RECORDS PROVIDED =
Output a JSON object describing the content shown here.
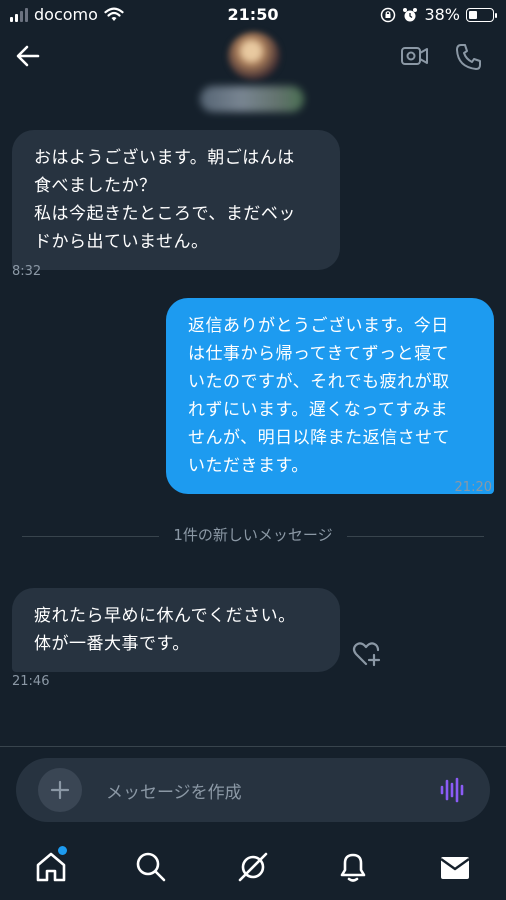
{
  "status_bar": {
    "carrier": "docomo",
    "time": "21:50",
    "battery_percent": "38%",
    "battery_level": 0.38
  },
  "header": {
    "back_icon": "arrow-left-icon",
    "video_icon": "video-call-icon",
    "phone_icon": "phone-icon"
  },
  "messages": [
    {
      "direction": "incoming",
      "text": "おはようございます。朝ごはんは\n食べましたか？\n私は今起きたところで、まだベッ\nドから出ていません。",
      "time": "8:32"
    },
    {
      "direction": "outgoing",
      "text": "返信ありがとうございます。今日\nは仕事から帰ってきてずっと寝て\nいたのですが、それでも疲れが取\nれずにいます。遅くなってすみま\nせんが、明日以降また返信させて\nいただきます。",
      "time": "21:20"
    },
    {
      "direction": "incoming",
      "text": "疲れたら早めに休んでください。\n体が一番大事です。",
      "time": "21:46"
    }
  ],
  "divider_label": "1件の新しいメッセージ",
  "composer": {
    "placeholder": "メッセージを作成"
  },
  "tabbar": {
    "items": [
      "home-icon",
      "search-icon",
      "spaces-icon",
      "notifications-icon",
      "messages-icon"
    ]
  },
  "colors": {
    "background": "#15202b",
    "incoming_bubble": "#273340",
    "outgoing_bubble": "#1d9bf0",
    "accent": "#1d9bf0",
    "voice_accent": "#8b5cf6"
  }
}
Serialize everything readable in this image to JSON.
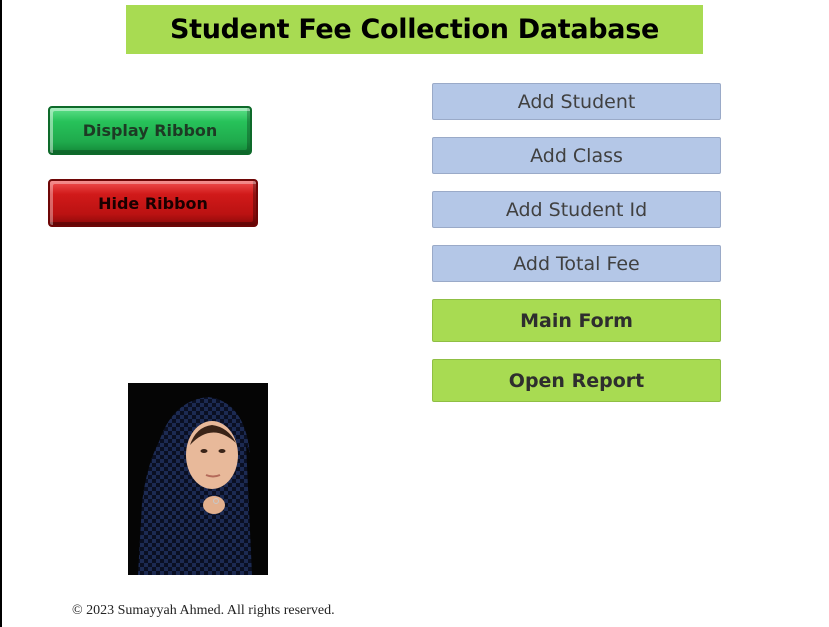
{
  "header": {
    "title": "Student Fee Collection Database"
  },
  "ribbon": {
    "display_label": "Display Ribbon",
    "hide_label": "Hide Ribbon"
  },
  "actions": [
    {
      "label": "Add Student"
    },
    {
      "label": "Add Class"
    },
    {
      "label": "Add Student Id"
    },
    {
      "label": "Add Total Fee"
    },
    {
      "label": "Main Form"
    },
    {
      "label": "Open Report"
    }
  ],
  "footer": {
    "copyright": "© 2023 Sumayyah Ahmed. All rights reserved."
  },
  "colors": {
    "title_bg": "#a8db52",
    "display_ribbon": "#1faa4c",
    "hide_ribbon": "#c41414",
    "action_blue": "#b4c7e7",
    "action_green": "#a8db52"
  }
}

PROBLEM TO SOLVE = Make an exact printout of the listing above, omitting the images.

SOLUTION TO THIS PROBLEM =
Output a JSON object describing the content shown here.
{
  "status_bar": {
    "carrier": "docomo",
    "time": "21:50",
    "battery_percent": "38%",
    "battery_level": 0.38
  },
  "header": {
    "back_icon": "arrow-left-icon",
    "video_icon": "video-call-icon",
    "phone_icon": "phone-icon"
  },
  "messages": [
    {
      "direction": "incoming",
      "text": "おはようございます。朝ごはんは\n食べましたか？\n私は今起きたところで、まだベッ\nドから出ていません。",
      "time": "8:32"
    },
    {
      "direction": "outgoing",
      "text": "返信ありがとうございます。今日\nは仕事から帰ってきてずっと寝て\nいたのですが、それでも疲れが取\nれずにいます。遅くなってすみま\nせんが、明日以降また返信させて\nいただきます。",
      "time": "21:20"
    },
    {
      "direction": "incoming",
      "text": "疲れたら早めに休んでください。\n体が一番大事です。",
      "time": "21:46"
    }
  ],
  "divider_label": "1件の新しいメッセージ",
  "composer": {
    "placeholder": "メッセージを作成"
  },
  "tabbar": {
    "items": [
      "home-icon",
      "search-icon",
      "spaces-icon",
      "notifications-icon",
      "messages-icon"
    ]
  },
  "colors": {
    "background": "#15202b",
    "incoming_bubble": "#273340",
    "outgoing_bubble": "#1d9bf0",
    "accent": "#1d9bf0",
    "voice_accent": "#8b5cf6"
  }
}
Serialize everything readable in this image to JSON.
{
  "header": {
    "title": "Student Fee Collection Database"
  },
  "ribbon": {
    "display_label": "Display Ribbon",
    "hide_label": "Hide Ribbon"
  },
  "actions": [
    {
      "label": "Add Student"
    },
    {
      "label": "Add Class"
    },
    {
      "label": "Add Student Id"
    },
    {
      "label": "Add Total Fee"
    },
    {
      "label": "Main Form"
    },
    {
      "label": "Open Report"
    }
  ],
  "footer": {
    "copyright": "© 2023 Sumayyah Ahmed. All rights reserved."
  },
  "colors": {
    "title_bg": "#a8db52",
    "display_ribbon": "#1faa4c",
    "hide_ribbon": "#c41414",
    "action_blue": "#b4c7e7",
    "action_green": "#a8db52"
  }
}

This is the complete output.